The pitches are judged by a panel notable by some achievement—participated in a successful tech company early-stage, founder of a successful startup themselves, hail from a VC background, etc. And they are open for friends, family, and other interested tech folks to attend.
At some StartUp Weekends prizes include medals or even tools to help the startup venture—such as online ad credits, or co-working space passes. Prizes can be awarded however judges see fit—including rewarding things like innovative design, or most promising concept.
The pitch is five minutes—but can be enough to cause bouts of anxiety or even strains in the group. It can also bring out the best in a team–because by the time you do a practice pitch in front of organizers a few hours before the actual pitch, everyone on the team can feel that it’s crunch time. And the common enemy of limited time can unite a team and facilitate honest conversations of what needs to happen in the next hour or two in order for the startup to put its best foot forward in front of their peers, friends, and judges.
Develop a Pitch Itch
Your team pitches, judges ask questions (or don’t), and winners are announced. Teams celebrate another successful StartUp Weekend, swap contact info, and opine on how much they learned.
And that can be it—when the clock winds back to Monday morning, the pitches might remain a fond/anxious memory.
But, if you are budding social entrepreneur, I might suggest you take the weekend as an opportunity to develop a pitch itch.
If you can cultivate the desire and acumen of delivering a focused, friendly 30 second pitch for almost anything in your life (i.e. your startup, your own skills, what you do, your education, what you are looking for in a significant other, what you New Year’s resolutions are)…it can lead to an effective way of framing those things for yourself and expressing them to others.
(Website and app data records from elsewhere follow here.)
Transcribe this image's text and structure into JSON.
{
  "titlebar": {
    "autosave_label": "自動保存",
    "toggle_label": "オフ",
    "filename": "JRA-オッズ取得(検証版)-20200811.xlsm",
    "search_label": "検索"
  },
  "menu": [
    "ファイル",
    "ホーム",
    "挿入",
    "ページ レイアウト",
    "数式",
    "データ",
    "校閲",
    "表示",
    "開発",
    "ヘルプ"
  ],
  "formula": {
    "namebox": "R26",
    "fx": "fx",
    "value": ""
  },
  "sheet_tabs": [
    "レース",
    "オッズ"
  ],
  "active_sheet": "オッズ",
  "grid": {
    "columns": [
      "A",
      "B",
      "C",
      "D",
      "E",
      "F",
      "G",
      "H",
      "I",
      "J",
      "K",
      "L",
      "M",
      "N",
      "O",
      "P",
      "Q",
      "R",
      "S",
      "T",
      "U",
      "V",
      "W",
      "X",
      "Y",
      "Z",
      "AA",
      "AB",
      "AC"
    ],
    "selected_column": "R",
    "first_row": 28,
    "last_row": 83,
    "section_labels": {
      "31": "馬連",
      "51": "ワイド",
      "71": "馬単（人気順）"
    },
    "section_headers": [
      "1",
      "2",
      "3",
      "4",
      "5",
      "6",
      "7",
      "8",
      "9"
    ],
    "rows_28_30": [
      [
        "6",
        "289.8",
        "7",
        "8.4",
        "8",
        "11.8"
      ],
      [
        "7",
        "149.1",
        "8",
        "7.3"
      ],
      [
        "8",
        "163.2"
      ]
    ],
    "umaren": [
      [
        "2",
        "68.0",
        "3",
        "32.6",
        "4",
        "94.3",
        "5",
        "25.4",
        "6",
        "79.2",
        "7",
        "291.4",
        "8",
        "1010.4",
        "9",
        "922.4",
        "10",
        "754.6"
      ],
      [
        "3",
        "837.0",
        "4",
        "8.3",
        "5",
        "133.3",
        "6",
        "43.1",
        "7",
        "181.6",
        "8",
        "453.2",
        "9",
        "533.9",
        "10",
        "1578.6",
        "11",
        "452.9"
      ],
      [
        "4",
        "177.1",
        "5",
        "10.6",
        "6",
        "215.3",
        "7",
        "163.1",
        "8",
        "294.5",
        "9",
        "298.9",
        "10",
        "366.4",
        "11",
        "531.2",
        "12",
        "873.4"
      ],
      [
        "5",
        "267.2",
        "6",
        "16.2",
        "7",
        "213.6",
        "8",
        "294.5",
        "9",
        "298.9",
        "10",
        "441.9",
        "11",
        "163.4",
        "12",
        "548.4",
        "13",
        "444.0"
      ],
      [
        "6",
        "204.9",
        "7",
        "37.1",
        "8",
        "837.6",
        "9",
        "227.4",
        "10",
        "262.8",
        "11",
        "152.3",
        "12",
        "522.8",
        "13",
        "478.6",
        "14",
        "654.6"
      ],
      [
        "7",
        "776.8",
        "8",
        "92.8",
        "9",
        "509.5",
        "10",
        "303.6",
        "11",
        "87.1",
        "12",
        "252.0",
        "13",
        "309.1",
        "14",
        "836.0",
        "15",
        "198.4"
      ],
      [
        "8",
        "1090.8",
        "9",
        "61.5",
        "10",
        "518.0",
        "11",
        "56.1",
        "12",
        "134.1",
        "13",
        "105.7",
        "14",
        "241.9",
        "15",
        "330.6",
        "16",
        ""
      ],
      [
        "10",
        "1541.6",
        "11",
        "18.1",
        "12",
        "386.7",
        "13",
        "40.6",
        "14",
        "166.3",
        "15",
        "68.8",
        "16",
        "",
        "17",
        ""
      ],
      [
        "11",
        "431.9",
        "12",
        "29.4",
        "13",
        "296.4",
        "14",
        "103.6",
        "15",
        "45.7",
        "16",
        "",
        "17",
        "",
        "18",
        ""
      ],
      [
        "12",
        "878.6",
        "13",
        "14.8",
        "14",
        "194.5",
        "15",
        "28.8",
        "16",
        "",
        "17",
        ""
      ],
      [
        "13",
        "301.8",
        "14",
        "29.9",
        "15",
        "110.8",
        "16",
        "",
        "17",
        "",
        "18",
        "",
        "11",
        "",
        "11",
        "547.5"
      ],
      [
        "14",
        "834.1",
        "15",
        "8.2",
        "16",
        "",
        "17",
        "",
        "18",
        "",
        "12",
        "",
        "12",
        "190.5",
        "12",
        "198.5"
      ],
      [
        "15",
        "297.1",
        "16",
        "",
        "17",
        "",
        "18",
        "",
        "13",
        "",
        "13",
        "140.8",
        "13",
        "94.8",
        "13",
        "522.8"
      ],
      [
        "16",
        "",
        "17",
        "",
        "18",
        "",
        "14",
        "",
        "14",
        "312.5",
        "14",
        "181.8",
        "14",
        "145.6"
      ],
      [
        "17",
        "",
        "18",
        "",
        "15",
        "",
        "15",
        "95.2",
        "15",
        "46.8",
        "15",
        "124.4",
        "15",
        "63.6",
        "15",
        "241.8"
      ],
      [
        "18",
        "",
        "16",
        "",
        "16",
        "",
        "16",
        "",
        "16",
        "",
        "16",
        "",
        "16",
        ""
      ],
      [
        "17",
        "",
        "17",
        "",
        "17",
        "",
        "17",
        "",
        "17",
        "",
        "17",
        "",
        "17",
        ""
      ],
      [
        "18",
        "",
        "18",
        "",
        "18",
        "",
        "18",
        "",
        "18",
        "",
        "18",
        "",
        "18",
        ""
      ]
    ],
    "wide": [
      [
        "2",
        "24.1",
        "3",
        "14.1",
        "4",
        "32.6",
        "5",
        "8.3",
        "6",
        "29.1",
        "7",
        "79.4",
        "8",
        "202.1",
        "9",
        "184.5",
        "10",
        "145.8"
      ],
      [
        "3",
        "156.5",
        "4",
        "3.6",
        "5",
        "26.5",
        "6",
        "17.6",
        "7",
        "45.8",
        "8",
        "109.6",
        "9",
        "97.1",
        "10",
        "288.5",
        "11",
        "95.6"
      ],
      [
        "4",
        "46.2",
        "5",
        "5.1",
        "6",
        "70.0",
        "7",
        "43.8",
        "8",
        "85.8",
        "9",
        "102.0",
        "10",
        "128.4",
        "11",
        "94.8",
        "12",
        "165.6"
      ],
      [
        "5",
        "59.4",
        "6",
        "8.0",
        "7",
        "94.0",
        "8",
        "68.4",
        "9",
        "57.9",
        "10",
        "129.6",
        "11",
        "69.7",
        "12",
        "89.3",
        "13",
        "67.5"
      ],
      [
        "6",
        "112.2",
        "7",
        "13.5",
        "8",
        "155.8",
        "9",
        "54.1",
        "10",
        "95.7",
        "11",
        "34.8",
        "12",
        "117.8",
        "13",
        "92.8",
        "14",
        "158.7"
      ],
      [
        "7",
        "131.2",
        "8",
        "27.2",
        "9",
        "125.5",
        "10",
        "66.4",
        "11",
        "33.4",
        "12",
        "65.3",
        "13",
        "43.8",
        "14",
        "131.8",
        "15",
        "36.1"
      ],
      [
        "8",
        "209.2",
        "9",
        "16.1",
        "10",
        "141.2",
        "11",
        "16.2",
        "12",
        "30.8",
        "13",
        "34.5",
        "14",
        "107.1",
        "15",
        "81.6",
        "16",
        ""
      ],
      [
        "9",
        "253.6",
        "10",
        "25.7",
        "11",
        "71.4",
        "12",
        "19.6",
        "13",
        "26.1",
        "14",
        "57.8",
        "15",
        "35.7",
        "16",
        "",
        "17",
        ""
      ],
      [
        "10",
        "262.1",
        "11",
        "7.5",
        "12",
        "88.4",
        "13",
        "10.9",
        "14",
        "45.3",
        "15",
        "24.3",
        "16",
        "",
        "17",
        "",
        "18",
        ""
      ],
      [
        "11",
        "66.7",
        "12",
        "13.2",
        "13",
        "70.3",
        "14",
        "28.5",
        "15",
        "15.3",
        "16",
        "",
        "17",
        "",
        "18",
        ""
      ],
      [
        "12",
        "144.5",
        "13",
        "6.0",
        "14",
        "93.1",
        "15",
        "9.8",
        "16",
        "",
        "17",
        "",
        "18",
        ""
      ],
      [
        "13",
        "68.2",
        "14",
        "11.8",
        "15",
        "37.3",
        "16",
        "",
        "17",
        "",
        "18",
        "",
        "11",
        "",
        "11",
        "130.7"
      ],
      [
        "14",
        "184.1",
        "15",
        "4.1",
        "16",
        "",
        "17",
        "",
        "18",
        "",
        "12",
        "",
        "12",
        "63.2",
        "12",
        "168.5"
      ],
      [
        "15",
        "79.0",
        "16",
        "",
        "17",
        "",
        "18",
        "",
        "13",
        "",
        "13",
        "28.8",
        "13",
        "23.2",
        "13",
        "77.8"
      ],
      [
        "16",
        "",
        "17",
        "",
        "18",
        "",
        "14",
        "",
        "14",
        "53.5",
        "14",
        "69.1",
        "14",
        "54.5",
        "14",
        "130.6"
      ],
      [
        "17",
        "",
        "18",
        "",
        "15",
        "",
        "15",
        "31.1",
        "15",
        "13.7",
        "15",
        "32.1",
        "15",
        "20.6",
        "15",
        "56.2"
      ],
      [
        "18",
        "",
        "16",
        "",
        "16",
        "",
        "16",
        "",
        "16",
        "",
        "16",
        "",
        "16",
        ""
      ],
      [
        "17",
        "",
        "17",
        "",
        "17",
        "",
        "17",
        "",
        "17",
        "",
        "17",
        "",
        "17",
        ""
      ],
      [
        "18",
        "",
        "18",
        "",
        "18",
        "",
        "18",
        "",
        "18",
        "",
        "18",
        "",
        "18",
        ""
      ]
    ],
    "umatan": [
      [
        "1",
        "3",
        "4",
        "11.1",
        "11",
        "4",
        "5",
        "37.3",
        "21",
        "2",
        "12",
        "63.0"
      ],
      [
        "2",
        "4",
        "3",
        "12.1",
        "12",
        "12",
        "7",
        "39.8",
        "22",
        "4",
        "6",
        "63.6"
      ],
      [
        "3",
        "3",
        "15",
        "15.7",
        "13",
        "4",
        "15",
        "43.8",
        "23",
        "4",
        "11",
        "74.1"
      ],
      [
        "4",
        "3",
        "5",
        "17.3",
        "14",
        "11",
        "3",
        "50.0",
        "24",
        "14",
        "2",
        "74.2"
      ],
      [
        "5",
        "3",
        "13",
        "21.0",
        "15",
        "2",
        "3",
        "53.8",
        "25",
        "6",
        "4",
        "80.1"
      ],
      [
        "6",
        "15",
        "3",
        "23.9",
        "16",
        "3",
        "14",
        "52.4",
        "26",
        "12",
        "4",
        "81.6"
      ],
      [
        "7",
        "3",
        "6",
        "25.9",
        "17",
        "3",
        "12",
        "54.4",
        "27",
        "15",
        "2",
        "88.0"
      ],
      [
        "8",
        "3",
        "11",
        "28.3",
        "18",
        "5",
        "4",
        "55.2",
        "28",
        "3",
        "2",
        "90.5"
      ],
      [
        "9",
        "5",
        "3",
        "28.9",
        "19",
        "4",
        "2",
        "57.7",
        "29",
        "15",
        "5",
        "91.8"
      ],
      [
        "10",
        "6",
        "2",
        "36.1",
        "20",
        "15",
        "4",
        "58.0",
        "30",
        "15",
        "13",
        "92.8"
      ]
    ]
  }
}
Pitch Early, Pitch Often
In the first StartUp Weekend I attended we started a practice of turning to someone random in our group and asking them to pitch. At first, it felt a little random and awkward—especially when the idea was itself still changing and evolving. But after a handful of times—it became easier, and I would even venture to say we enjoyed the challenge of the pitch.
Oftentimes when we are working on something really important, we tend to want to wait until it’s ‘done’ to explain or summarize it. A neat thing I’ve learned through two StartUp Weekends is that it can be immensely helpful to pitch early and pitch often.
Even if the pitch changes, or is incomplete, it helps the process of articulating conceptual ideas into words.